It’s entirely unsurprising that Michael Mukasey sat socially with our nation’s most extremist neoconservatives and declared himself a “close reader of COMMENTARY.” After all, before his nomination was formally announced, the White House chose Bill Kristol to announce his selection and, in a lengthy article, to vouch to conservatives for what a fine AG Mukasey would make.
Mukasey was a long-time supporter of the neocons’ favorite candidate, Rudy Giuliani and, prior to becoming Attorney General, was part of the Giuliani campaign. And it was Dianne Feinstein and Chuck Schumer — both with neoconservative leanings (war supporters both, among other things) — who jointly enabled Mukasey’s confirmation by becoming the only Democrats on the Senate Judiciary Committee to vote in his favor.
Although there are still facts missing — such as whether this Subpoena was actually approved by Mukasey rather than Gonzales — it’s hard to avoid the conclusion that the Grand Jury Subpoena was done at least with Mukasey’s assent.

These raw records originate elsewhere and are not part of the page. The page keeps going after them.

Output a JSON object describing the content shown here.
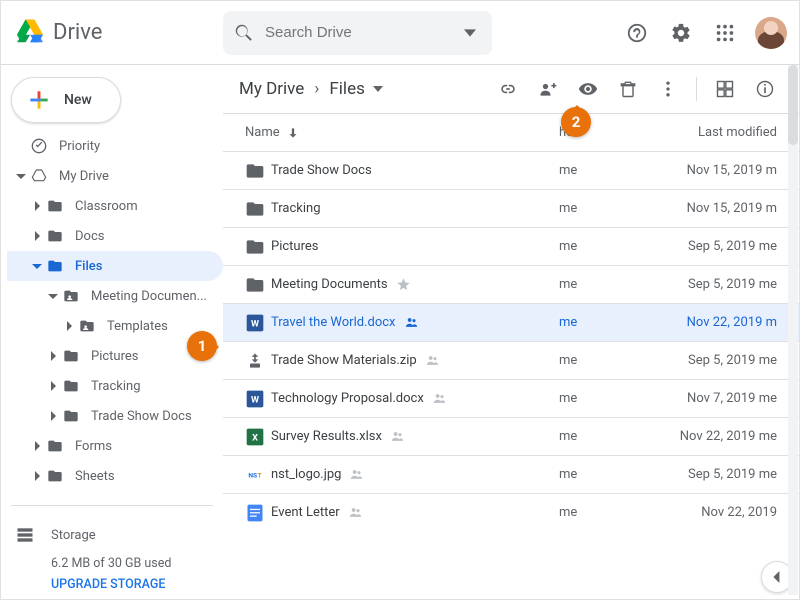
{
  "header": {
    "product": "Drive",
    "search_placeholder": "Search Drive"
  },
  "sidebar": {
    "new_label": "New",
    "priority": "Priority",
    "my_drive": "My Drive",
    "tree": [
      {
        "label": "Classroom",
        "level": 2,
        "shared": false
      },
      {
        "label": "Docs",
        "level": 2,
        "shared": false
      },
      {
        "label": "Files",
        "level": 2,
        "shared": false,
        "selected": true,
        "expanded": true
      },
      {
        "label": "Meeting Documen...",
        "level": 3,
        "shared": true,
        "expanded": true
      },
      {
        "label": "Templates",
        "level": 4,
        "shared": true
      },
      {
        "label": "Pictures",
        "level": 3,
        "shared": false
      },
      {
        "label": "Tracking",
        "level": 3,
        "shared": false
      },
      {
        "label": "Trade Show Docs",
        "level": 3,
        "shared": false
      },
      {
        "label": "Forms",
        "level": 2,
        "shared": false
      },
      {
        "label": "Sheets",
        "level": 2,
        "shared": false
      }
    ],
    "storage_label": "Storage",
    "storage_used": "6.2 MB of 30 GB used",
    "storage_upgrade": "UPGRADE STORAGE"
  },
  "main": {
    "breadcrumb": [
      "My Drive",
      "Files"
    ],
    "columns": {
      "name": "Name",
      "owner_partial": "her",
      "modified": "Last modified"
    },
    "files": [
      {
        "type": "folder",
        "name": "Trade Show Docs",
        "owner": "me",
        "modified": "Nov 15, 2019",
        "by": "m"
      },
      {
        "type": "folder",
        "name": "Tracking",
        "owner": "me",
        "modified": "Nov 15, 2019",
        "by": "m"
      },
      {
        "type": "folder",
        "name": "Pictures",
        "owner": "me",
        "modified": "Sep 5, 2019",
        "by": "me"
      },
      {
        "type": "folder",
        "name": "Meeting Documents",
        "owner": "me",
        "modified": "Sep 5, 2019",
        "by": "me",
        "starred": true
      },
      {
        "type": "word",
        "name": "Travel the World.docx",
        "owner": "me",
        "modified": "Nov 22, 2019",
        "by": "m",
        "selected": true,
        "shared": true
      },
      {
        "type": "zip",
        "name": "Trade Show Materials.zip",
        "owner": "me",
        "modified": "Sep 5, 2019",
        "by": "me",
        "shared": true
      },
      {
        "type": "word",
        "name": "Technology Proposal.docx",
        "owner": "me",
        "modified": "Nov 7, 2019",
        "by": "me",
        "shared": true
      },
      {
        "type": "xlsx",
        "name": "Survey Results.xlsx",
        "owner": "me",
        "modified": "Nov 22, 2019",
        "by": "me",
        "shared": true
      },
      {
        "type": "img",
        "name": "nst_logo.jpg",
        "owner": "me",
        "modified": "Sep 5, 2019",
        "by": "me",
        "shared": true
      },
      {
        "type": "gdoc",
        "name": "Event Letter",
        "owner": "me",
        "modified": "Nov 22, 2019",
        "shared": true
      }
    ]
  },
  "annotations": {
    "a1": "1",
    "a2": "2"
  }
}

It seems rather clearly to signify the intent of his Justice Department to more aggressively pursue reporters who disclose information embarrassing to the President.
It’s hard to overstate how threatening this behavior is. The Bush administration has erected an unprecedented wall of secrecy around everything it does. Beyond illegal spying, if one looks at the instances where we learned of lawbreaking and other forms of lawless radicalism — CIA black sites, rendition programs, torture, Abu Ghraib, pre-war distortion of intelligence, destruction of CIA torture videos — it is, in every case, the by-product of two forces: government whistleblowers and reporters willing to expose it.
Grand Jury Subpoenas such as the one issued to Risen have as their principal purpose shutting off that avenue of learning about government wrongdoing — the sole remaining avenue for a country plagued by a supine, slothful, vapid press and an indescribably submissive Congress. Mukasey has quickly demonstrated that he has no interest in investigating and pursuing lawbreaking by high government officials, but now, he (or at least the DOJ he leads) seems to be demonstrating something even worse: a burgeoning interest in investigating and pursuing those who expose such governmental lawbreaking and turning those whistleblowers and investigative journalists into criminals.
Glenn Greenwald was previously a constitutional law and civil rights litigator in New York. He is the author of the New York Times Bestselling book “How Would a Patriot Act?,” a critique of the Bush administration’s use of executive power, released in May 2006. His second book, “A Tragic Legacy“, examines the Bush legacy.